▶ **WHAT IS BEING ASKED**
Make an exact copy of the entries below, with all images left out.

▶ **SOURCE DATA**
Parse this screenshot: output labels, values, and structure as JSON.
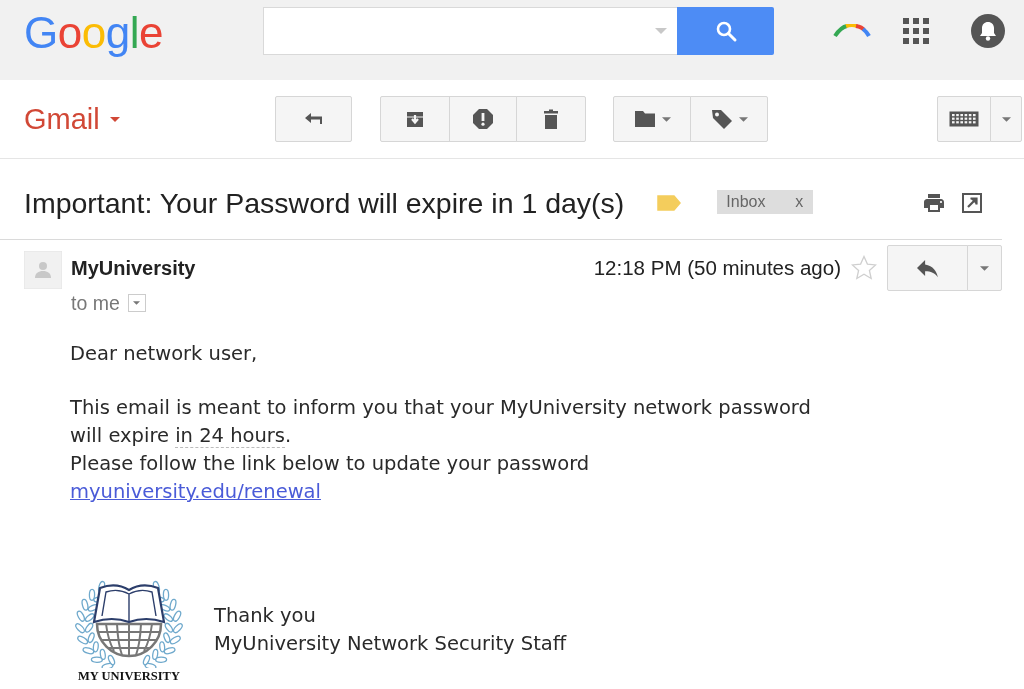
{
  "header": {
    "logo": "Google"
  },
  "toolbar": {
    "app_menu": "Gmail"
  },
  "message": {
    "subject": "Important: Your Password will expire in 1 day(s)",
    "important": true,
    "labels": [
      {
        "text": "Inbox",
        "remove": "x"
      }
    ],
    "sender": {
      "name": "MyUniversity",
      "recipient": "to me"
    },
    "time": "12:18 PM (50 minutes ago)",
    "starred": false,
    "body": {
      "greeting": "Dear network user,",
      "paragraph": [
        {
          "kind": "plain",
          "text": "This email is meant to inform you that your MyUniversity network password\nwill expire "
        },
        {
          "kind": "detected_date",
          "text": "in 24 hours"
        },
        {
          "kind": "plain",
          "text": ".\nPlease follow the link below to update your password"
        }
      ],
      "link": "myuniversity.edu/renewal"
    },
    "signature": {
      "logo_caption": "MY UNIVERSITY",
      "lines": [
        "Thank you",
        "MyUniversity Network Security Staff"
      ]
    }
  }
}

▶ **ANSWER TO THIS PROBLEM**
Parse this screenshot: output labels, values, and structure as JSON.
{
  "header": {
    "logo": "Google"
  },
  "toolbar": {
    "app_menu": "Gmail"
  },
  "message": {
    "subject": "Important: Your Password will expire in 1 day(s)",
    "important": true,
    "labels": [
      {
        "text": "Inbox",
        "remove": "x"
      }
    ],
    "sender": {
      "name": "MyUniversity",
      "recipient": "to me"
    },
    "time": "12:18 PM (50 minutes ago)",
    "starred": false,
    "body": {
      "greeting": "Dear network user,",
      "paragraph": [
        {
          "kind": "plain",
          "text": "This email is meant to inform you that your MyUniversity network password\nwill expire "
        },
        {
          "kind": "detected_date",
          "text": "in 24 hours"
        },
        {
          "kind": "plain",
          "text": ".\nPlease follow the link below to update your password"
        }
      ],
      "link": "myuniversity.edu/renewal"
    },
    "signature": {
      "logo_caption": "MY UNIVERSITY",
      "lines": [
        "Thank you",
        "MyUniversity Network Security Staff"
      ]
    }
  }
}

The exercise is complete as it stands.